For example, should a supplier lack nationwide technical support resources, an installer might lose days on the installation while awaiting technical back-up from the vendor. If the supplier has insufficient cable and accessories in stock, an installation could be delayed for weeks awaiting an order from overseas.
These delays can impact on the switch-on deadline and cause the contractor to incur high penalties.
If the cables and accessories are sub-standard, systems failures a year or two down the line impact the contractor’s reputation, the utility’s service delivery and the end customer’s experience – all of which result in additional costs.
Should the supplier be unable to supply product training for staff, the contractor, utility and local authorities could suffer costly delays and future downtime due to faulty installation.
The most cost-effective power installation is the one that rolls out efficiently, on time, and operates reliably for at least the next 15 years. Achieving this depends on a combination of industry-leading cables and accessories and a supplier who does more than just drop off products; but instead actively partners with the contractor in ensuring a successful roll-out.
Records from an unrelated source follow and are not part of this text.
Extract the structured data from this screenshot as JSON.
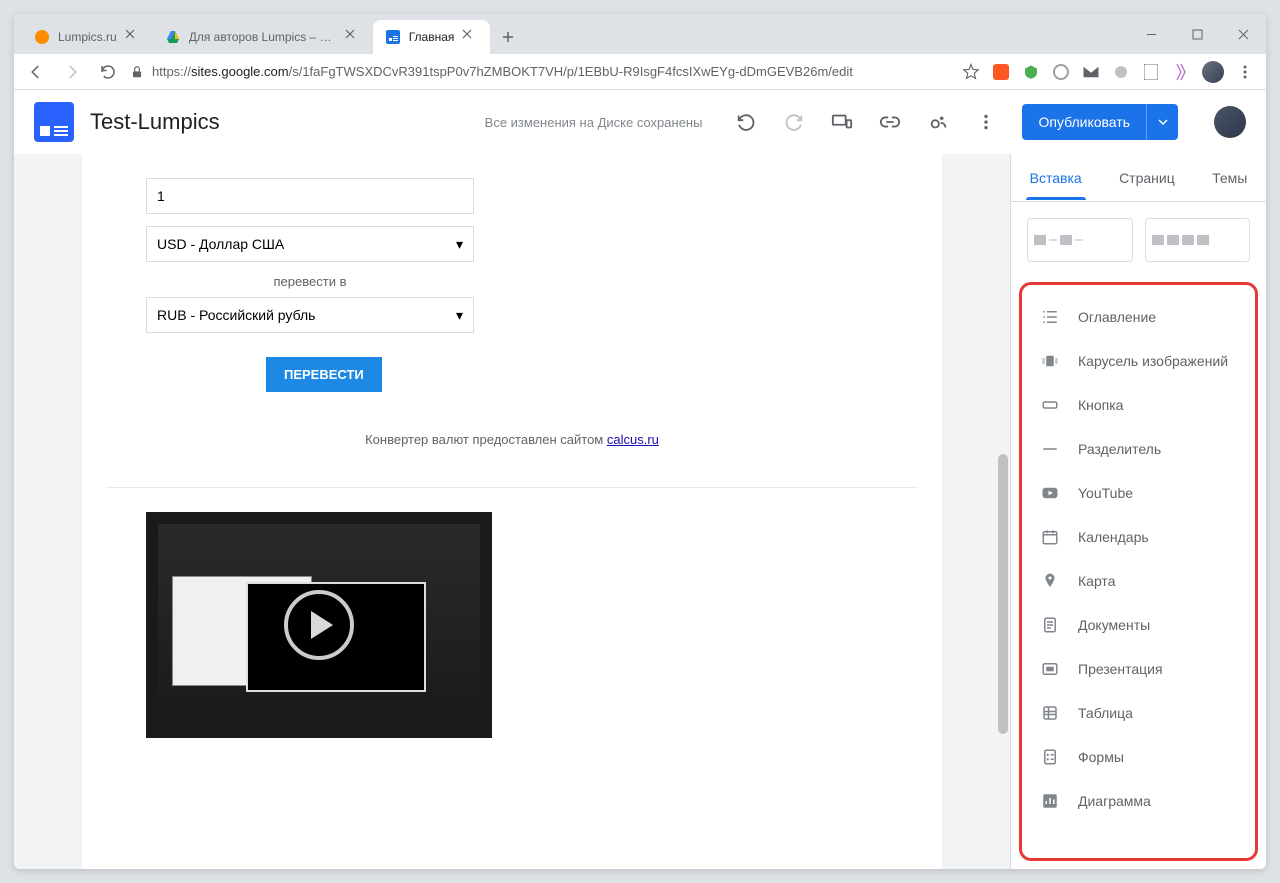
{
  "browser": {
    "tabs": [
      {
        "title": "Lumpics.ru",
        "favicon": "orange-circle"
      },
      {
        "title": "Для авторов Lumpics – Google Д",
        "favicon": "drive"
      },
      {
        "title": "Главная",
        "favicon": "sites"
      }
    ],
    "url_prefix": "https://",
    "url_host": "sites.google.com",
    "url_path": "/s/1faFgTWSXDCvR391tspP0v7hZMBOKT7VH/p/1EBbU-R9IsgF4fcsIXwEYg-dDmGEVB26m/edit"
  },
  "app": {
    "title": "Test-Lumpics",
    "save_status": "Все изменения на Диске сохранены",
    "publish": "Опубликовать"
  },
  "converter": {
    "amount": "1",
    "from_currency": "USD - Доллар США",
    "convert_to_label": "перевести в",
    "to_currency": "RUB - Российский рубль",
    "button": "ПЕРЕВЕСТИ",
    "credit_text": "Конвертер валют предоставлен сайтом ",
    "credit_link": "calcus.ru"
  },
  "panel": {
    "tabs": {
      "insert": "Вставка",
      "pages": "Страниц",
      "themes": "Темы"
    },
    "items": [
      {
        "label": "Оглавление",
        "icon": "toc"
      },
      {
        "label": "Карусель изображений",
        "icon": "carousel"
      },
      {
        "label": "Кнопка",
        "icon": "button"
      },
      {
        "label": "Разделитель",
        "icon": "divider"
      },
      {
        "label": "YouTube",
        "icon": "youtube"
      },
      {
        "label": "Календарь",
        "icon": "calendar"
      },
      {
        "label": "Карта",
        "icon": "map"
      },
      {
        "label": "Документы",
        "icon": "docs"
      },
      {
        "label": "Презентация",
        "icon": "slides"
      },
      {
        "label": "Таблица",
        "icon": "sheets"
      },
      {
        "label": "Формы",
        "icon": "forms"
      },
      {
        "label": "Диаграмма",
        "icon": "chart"
      }
    ]
  }
}
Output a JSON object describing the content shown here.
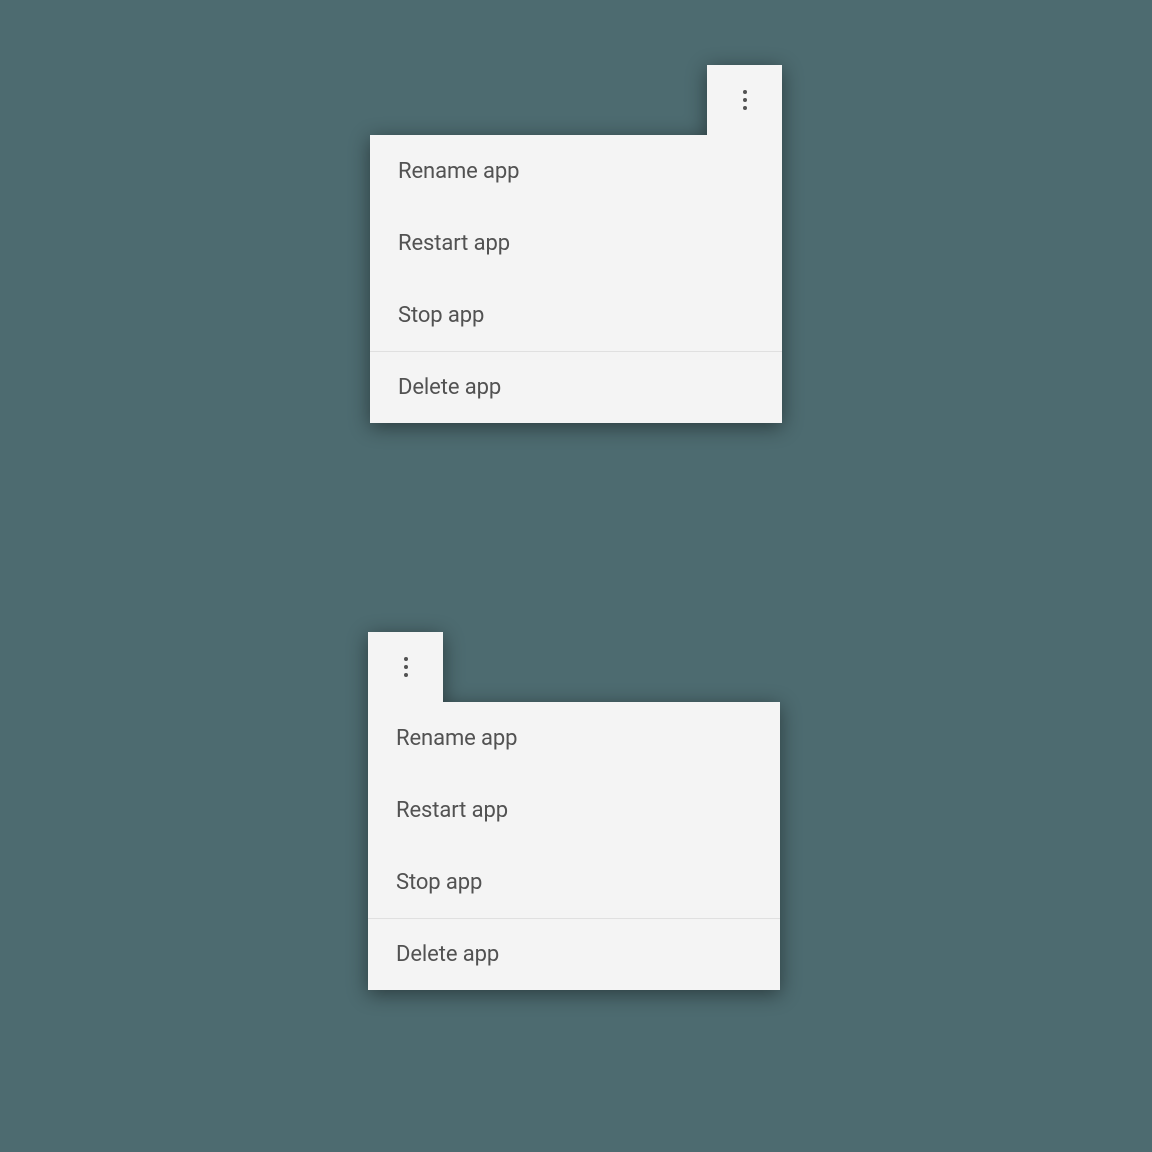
{
  "menu": {
    "items": [
      {
        "label": "Rename app"
      },
      {
        "label": "Restart app"
      },
      {
        "label": "Stop app"
      },
      {
        "label": "Delete app"
      }
    ]
  }
}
Tank Industries, the market leader in low and medium voltage cable accessories, has a 25-year track record of supplying the South African power sector with TE Connectivity’s industry-leading Raychem peoducts. Owned by CBI African Cables and part of the JSE-listed Reunert Group, Tank Industries fields the best niche technical skills and training available in South Africa, and supports contractors nationwide with its expert technical support team and multi-million rand in-country stockholdings.